The Anglo-Saxon or Old English poem "The Seafarer," from the Exeter Book, was most likely written in the early 10thC. sometime between 925CE and 950CE. It's most important distinction is that it is the first Old English poem we have that deals solely with the hardships of a sea-faring life.
Imagery of weather and suffering from the cold at sea abound but not in the first stanza (as we usually divide the poem into stanzas). Several translations into Modern English divide the poem differently from the original in order to make the poem read more smoothly and coherently in Modern English, but I will discuss the weather imagery as it appears in the poem's original configuration.
In the second stanza, for example, the seafarer, in his "true song" about the hardships he has suffered, refers to
many worries [cearselda fela]/the terrible tossing of the waves [atol ytha gewealc]
Fettered by cold were my feet/bound by frost in cold clasps

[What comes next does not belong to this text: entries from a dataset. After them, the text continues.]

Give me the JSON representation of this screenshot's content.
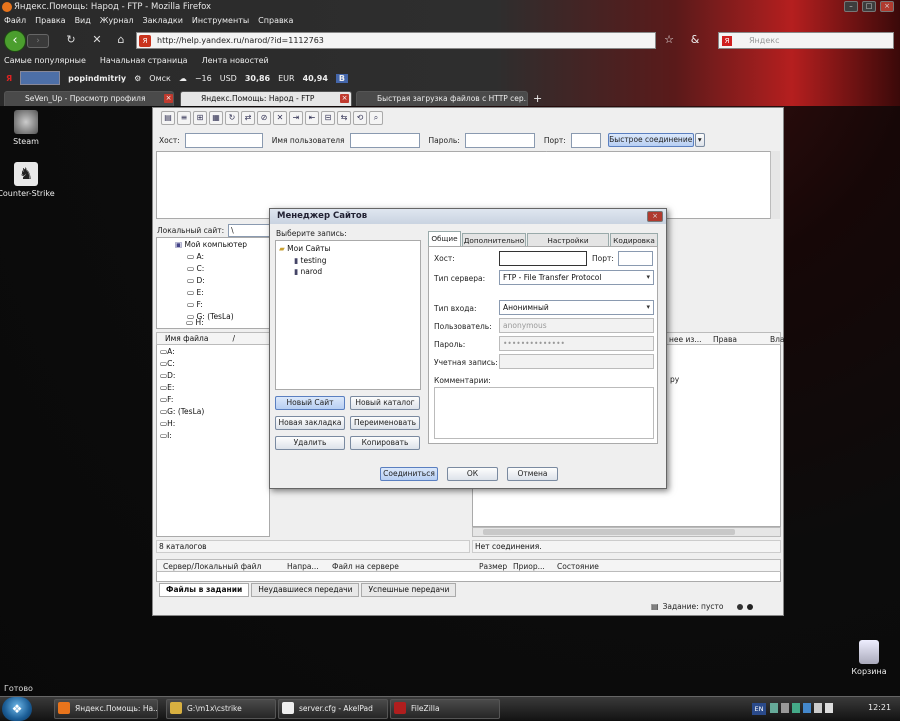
{
  "firefox": {
    "title": "Яндекс.Помощь: Народ - FTP - Mozilla Firefox",
    "menu": [
      "Файл",
      "Правка",
      "Вид",
      "Журнал",
      "Закладки",
      "Инструменты",
      "Справка"
    ],
    "url": "http://help.yandex.ru/narod/?id=1112763",
    "search_placeholder": "Яндекс",
    "bookmarks": [
      "Самые популярные",
      "Начальная страница",
      "Лента новостей"
    ],
    "yabar": {
      "user": "popindmitriy",
      "city": "Омск",
      "temp": "−16",
      "usd_label": "USD",
      "usd": "30,86",
      "eur_label": "EUR",
      "eur": "40,94"
    },
    "tabs": [
      {
        "label": "SeVen_Up - Просмотр профиля"
      },
      {
        "label": "Яндекс.Помощь: Народ - FTP"
      },
      {
        "label": "Быстрая загрузка файлов с HTTP сер..."
      }
    ],
    "new_tab": "+",
    "status": "Готово"
  },
  "desktop": {
    "icons": [
      {
        "label": "Steam"
      },
      {
        "label": "Counter-Strike"
      },
      {
        "label": "Корзина"
      }
    ]
  },
  "filezilla": {
    "quickconnect": {
      "host_label": "Хост:",
      "user_label": "Имя пользователя",
      "pass_label": "Пароль:",
      "port_label": "Порт:",
      "connect": "Быстрое соединение",
      "arrow": "▾"
    },
    "local_site_label": "Локальный сайт:",
    "local_site_value": "\\",
    "tree": [
      {
        "label": "Мой компьютер"
      },
      {
        "label": "A:"
      },
      {
        "label": "C:"
      },
      {
        "label": "D:"
      },
      {
        "label": "E:"
      },
      {
        "label": "F:"
      },
      {
        "label": "G: (TesLa)"
      },
      {
        "label": "H:"
      }
    ],
    "list_header": {
      "name": "Имя файла",
      "sort": "/"
    },
    "list": [
      "A:",
      "C:",
      "D:",
      "E:",
      "F:",
      "G: (TesLa)",
      "H:",
      "I:"
    ],
    "remote_headers": [
      "нее из...",
      "Права",
      "Вла"
    ],
    "remote_fragment": "ру",
    "local_status": "8 каталогов",
    "remote_status": "Нет соединения.",
    "queue_headers": [
      "Сервер/Локальный файл",
      "Напра...",
      "Файл на сервере",
      "Размер",
      "Приор...",
      "Состояние"
    ],
    "queue_tabs": [
      "Файлы в задании",
      "Неудавшиеся передачи",
      "Успешные передачи"
    ],
    "queue_status": "Задание: пусто"
  },
  "site_manager": {
    "title": "Менеджер Сайтов",
    "select_label": "Выберите запись:",
    "tree": {
      "root": "Мои Сайты",
      "children": [
        "testing",
        "narod"
      ]
    },
    "buttons": {
      "new_site": "Новый Сайт",
      "new_folder": "Новый каталог",
      "new_bookmark": "Новая закладка",
      "rename": "Переименовать",
      "delete": "Удалить",
      "copy": "Копировать"
    },
    "tabs": [
      "Общие",
      "Дополнительно",
      "Настройки передачи",
      "Кодировка"
    ],
    "fields": {
      "host_label": "Хост:",
      "host_value": "",
      "port_label": "Порт:",
      "port_value": "",
      "server_type_label": "Тип сервера:",
      "server_type_value": "FTP - File Transfer Protocol",
      "logon_type_label": "Тип входа:",
      "logon_type_value": "Анонимный",
      "user_label": "Пользователь:",
      "user_value": "anonymous",
      "password_label": "Пароль:",
      "password_value": "••••••••••••••",
      "account_label": "Учетная запись:",
      "account_value": "",
      "comments_label": "Комментарии:"
    },
    "footer": {
      "connect": "Соединиться",
      "ok": "ОК",
      "cancel": "Отмена"
    }
  },
  "taskbar": {
    "start": "❖",
    "items": [
      "Яндекс.Помощь: На...",
      "G:\\m1x\\cstrike",
      "server.cfg - AkelPad",
      "FileZilla"
    ],
    "lang": "EN",
    "clock": "12:21"
  }
}
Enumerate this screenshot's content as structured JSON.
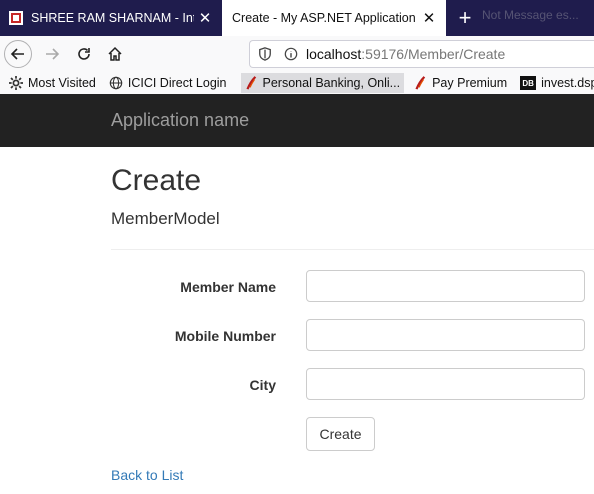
{
  "browser": {
    "tabs": [
      {
        "title": "SHREE RAM SHARNAM - Intern",
        "active": false
      },
      {
        "title": "Create - My ASP.NET Application",
        "active": true
      }
    ],
    "ghost_tab": "Not Message es...",
    "url": {
      "host": "localhost",
      "path": ":59176/Member/Create"
    },
    "bookmarks": [
      {
        "label": "Most Visited",
        "icon": "gear-icon"
      },
      {
        "label": "ICICI Direct Login",
        "icon": "globe-icon"
      },
      {
        "label": "Personal Banking, Onli...",
        "icon": "bank-feather-icon"
      },
      {
        "label": "Pay Premium",
        "icon": "bank-feather-icon"
      },
      {
        "label": "invest.dspblack",
        "icon": "db-icon"
      }
    ]
  },
  "app": {
    "brand": "Application name",
    "page_title": "Create",
    "subtitle": "MemberModel",
    "form": {
      "fields": [
        {
          "label": "Member Name",
          "value": ""
        },
        {
          "label": "Mobile Number",
          "value": ""
        },
        {
          "label": "City",
          "value": ""
        }
      ],
      "submit_label": "Create"
    },
    "back_link": "Back to List"
  },
  "colors": {
    "tabstrip": "#1f1c4d",
    "app_navbar": "#222222",
    "link": "#337ab7"
  }
}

As he does throughout the poem, the seafarer describes the essentially hostile environment of life at sea. In this case, he uses metaphorical language to compare the cold and frost to (probably) iron clasps that bind his feet.
The seafarer continues the harsh imagery of life at sea in the third stanza when he tells us that
how I, wretched and sorrowful, on the ice-cold sea/. . .hung about with icicles; hail flew in showers. . . [and he heard nothing but] the roaring sea, the ice-cold wave.
In this stanza, he also describes himself as "in the paths of exile, bereft of friendly kinsman," an important statement because it tells us that he is not on a voyage of discovery with other men familiar to him but that he has, for whatever reason, left his homeland and embarked on a lonely voyage.
The importance of the seafarer's description of the harshness of the weather is to remind the reader that life itself can be harsh and lonely and that, ultimately, peace can be found in the "eternal blessedness" in the afterlife.